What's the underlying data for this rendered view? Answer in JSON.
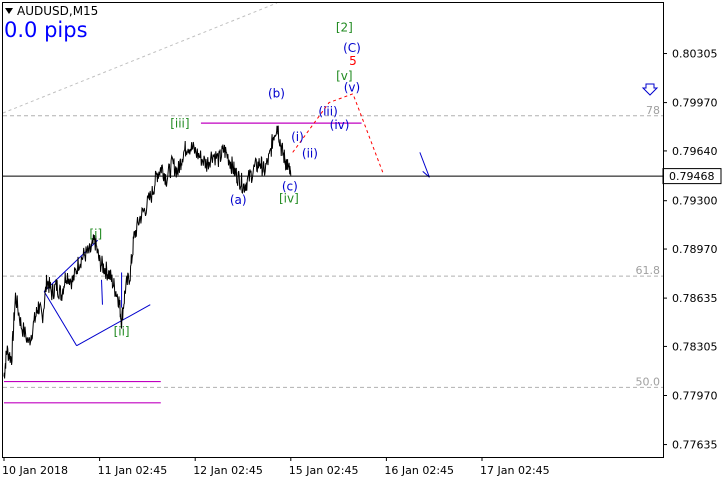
{
  "chart_header": {
    "symbol_timeframe": "AUDUSD,M15",
    "pips_text": "0.0 pips"
  },
  "chart_data": {
    "type": "line",
    "title": "AUDUSD,M15",
    "series": [
      {
        "x": [
          "10 Jan 2018",
          "11 Jan 02:45",
          "12 Jan 02:45",
          "15 Jan 02:45",
          "16 Jan 02:45",
          "17 Jan 02:45"
        ],
        "points": [
          [
            0,
            0.781
          ],
          [
            0.03,
            0.7828
          ],
          [
            0.08,
            0.7822
          ],
          [
            0.12,
            0.7865
          ],
          [
            0.18,
            0.7845
          ],
          [
            0.26,
            0.7833
          ],
          [
            0.32,
            0.7848
          ],
          [
            0.36,
            0.7858
          ],
          [
            0.4,
            0.785
          ],
          [
            0.45,
            0.7876
          ],
          [
            0.5,
            0.7867
          ],
          [
            0.55,
            0.7872
          ],
          [
            0.6,
            0.7866
          ],
          [
            0.65,
            0.788
          ],
          [
            0.72,
            0.7875
          ],
          [
            0.78,
            0.7888
          ],
          [
            0.84,
            0.7893
          ],
          [
            0.9,
            0.7895
          ],
          [
            0.95,
            0.7903
          ],
          [
            1.0,
            0.7888
          ],
          [
            1.05,
            0.7884
          ],
          [
            1.1,
            0.788
          ],
          [
            1.15,
            0.7872
          ],
          [
            1.2,
            0.7863
          ],
          [
            1.23,
            0.7848
          ],
          [
            1.27,
            0.787
          ],
          [
            1.32,
            0.788
          ],
          [
            1.36,
            0.7905
          ],
          [
            1.42,
            0.7918
          ],
          [
            1.48,
            0.7925
          ],
          [
            1.55,
            0.7935
          ],
          [
            1.6,
            0.7948
          ],
          [
            1.65,
            0.7953
          ],
          [
            1.7,
            0.7945
          ],
          [
            1.76,
            0.7955
          ],
          [
            1.82,
            0.795
          ],
          [
            1.87,
            0.7962
          ],
          [
            1.92,
            0.7968
          ],
          [
            1.98,
            0.7965
          ],
          [
            2.05,
            0.796
          ],
          [
            2.12,
            0.7955
          ],
          [
            2.18,
            0.7962
          ],
          [
            2.25,
            0.7958
          ],
          [
            2.3,
            0.7965
          ],
          [
            2.36,
            0.7958
          ],
          [
            2.41,
            0.795
          ],
          [
            2.46,
            0.7945
          ],
          [
            2.51,
            0.794
          ],
          [
            2.56,
            0.7945
          ],
          [
            2.62,
            0.7952
          ],
          [
            2.68,
            0.7956
          ],
          [
            2.72,
            0.795
          ],
          [
            2.78,
            0.796
          ],
          [
            2.82,
            0.7975
          ],
          [
            2.86,
            0.7982
          ],
          [
            2.9,
            0.7966
          ],
          [
            2.94,
            0.7958
          ],
          [
            2.97,
            0.7953
          ],
          [
            3.0,
            0.7947
          ]
        ]
      }
    ],
    "y_ticks": [
      "0.80305",
      "0.79970",
      "0.79640",
      "0.79300",
      "0.78970",
      "0.78635",
      "0.78305",
      "0.77970",
      "0.77635"
    ],
    "ylim": [
      0.7755,
      0.8065
    ],
    "current_price": "0.79468",
    "fib_levels": [
      {
        "label": "78",
        "value": 0.7988
      },
      {
        "label": "61.8",
        "value": 0.78785
      },
      {
        "label": "50.0",
        "value": 0.78025
      }
    ],
    "wave_labels": [
      {
        "text": "[i]",
        "color": "#228b22",
        "x": 0.96,
        "y": 0.7907
      },
      {
        "text": "[ii]",
        "color": "#228b22",
        "x": 1.23,
        "y": 0.78405
      },
      {
        "text": "[iii]",
        "color": "#228b22",
        "x": 1.84,
        "y": 0.79825
      },
      {
        "text": "[iv]",
        "color": "#228b22",
        "x": 2.98,
        "y": 0.7931
      },
      {
        "text": "[v]",
        "color": "#228b22",
        "x": 3.56,
        "y": 0.80148
      },
      {
        "text": "[2]",
        "color": "#228b22",
        "x": 3.56,
        "y": 0.8048
      },
      {
        "text": "(a)",
        "color": "#0000cd",
        "x": 2.45,
        "y": 0.793
      },
      {
        "text": "(b)",
        "color": "#0000cd",
        "x": 2.85,
        "y": 0.8003
      },
      {
        "text": "(c)",
        "color": "#0000cd",
        "x": 2.99,
        "y": 0.79392
      },
      {
        "text": "(i)",
        "color": "#0000cd",
        "x": 3.07,
        "y": 0.7973
      },
      {
        "text": "(ii)",
        "color": "#0000cd",
        "x": 3.2,
        "y": 0.7962
      },
      {
        "text": "(iii)",
        "color": "#0000cd",
        "x": 3.39,
        "y": 0.79907
      },
      {
        "text": "(iv)",
        "color": "#0000cd",
        "x": 3.51,
        "y": 0.79815
      },
      {
        "text": "(v)",
        "color": "#0000cd",
        "x": 3.64,
        "y": 0.8007
      },
      {
        "text": "(C)",
        "color": "#0000cd",
        "x": 3.64,
        "y": 0.8034
      },
      {
        "text": "5",
        "color": "#ff0000",
        "x": 3.65,
        "y": 0.80252
      }
    ],
    "horizontal_lines": [
      {
        "value": 0.7983,
        "x_from": 2.06,
        "x_to": 3.74,
        "color": "#c000c0"
      },
      {
        "value": 0.78065,
        "x_from": 0.0,
        "x_to": 1.64,
        "color": "#c000c0"
      },
      {
        "value": 0.7792,
        "x_from": 0.0,
        "x_to": 1.64,
        "color": "#c000c0"
      }
    ],
    "legend": "none",
    "grid": false
  },
  "colors": {
    "price_line": "#000000",
    "axis": "#000000",
    "fib_line": "#b0b0b0",
    "channel": "#0000cd",
    "resistance": "#c000c0",
    "projection": "#ff0000",
    "current_price_bg": "#ffffff"
  }
}
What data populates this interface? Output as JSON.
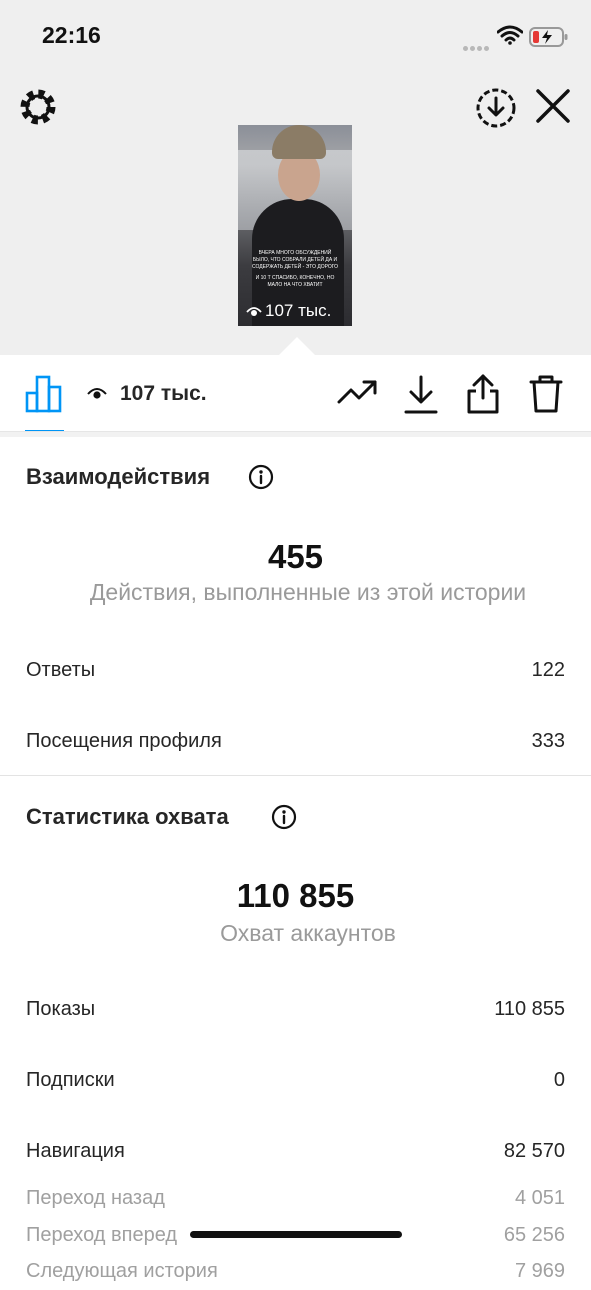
{
  "status_bar": {
    "time": "22:16"
  },
  "story": {
    "caption_line1": "ВЧЕРА МНОГО ОБСУЖДЕНИЙ",
    "caption_line2": "БЫЛО, ЧТО СОБРАЛИ ДЕТЕЙ ДА И",
    "caption_line3": "СОДЕРЖАТЬ ДЕТЕЙ - ЭТО ДОРОГО",
    "caption_line4": "И 10 Т СПАСИБО, КОНЕЧНО, НО",
    "caption_line5": "МАЛО НА ЧТО ХВАТИТ",
    "views_label": "107 тыс."
  },
  "toolbar": {
    "views_count": "107 тыс."
  },
  "interactions": {
    "title": "Взаимодействия",
    "total": "455",
    "caption": "Действия, выполненные из этой истории",
    "rows": [
      {
        "label": "Ответы",
        "value": "122"
      },
      {
        "label": "Посещения профиля",
        "value": "333"
      }
    ]
  },
  "reach": {
    "title": "Статистика охвата",
    "total": "110 855",
    "caption": "Охват аккаунтов",
    "rows": [
      {
        "label": "Показы",
        "value": "110 855"
      },
      {
        "label": "Подписки",
        "value": "0"
      },
      {
        "label": "Навигация",
        "value": "82 570"
      },
      {
        "label": "Переход назад",
        "value": "4 051"
      },
      {
        "label": "Переход вперед",
        "value": "65 256"
      },
      {
        "label": "Следующая история",
        "value": "7 969"
      }
    ]
  },
  "colors": {
    "accent": "#0095f6",
    "text": "#262626",
    "muted": "#9a9a9a",
    "top_background": "#efefef"
  }
}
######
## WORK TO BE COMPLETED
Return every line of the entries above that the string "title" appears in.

## RESULT OF THE EXERCISE
    "title": "AUDUSD,M15",
    "title": "Взаимодействия",
    "title": "Статистика охвата",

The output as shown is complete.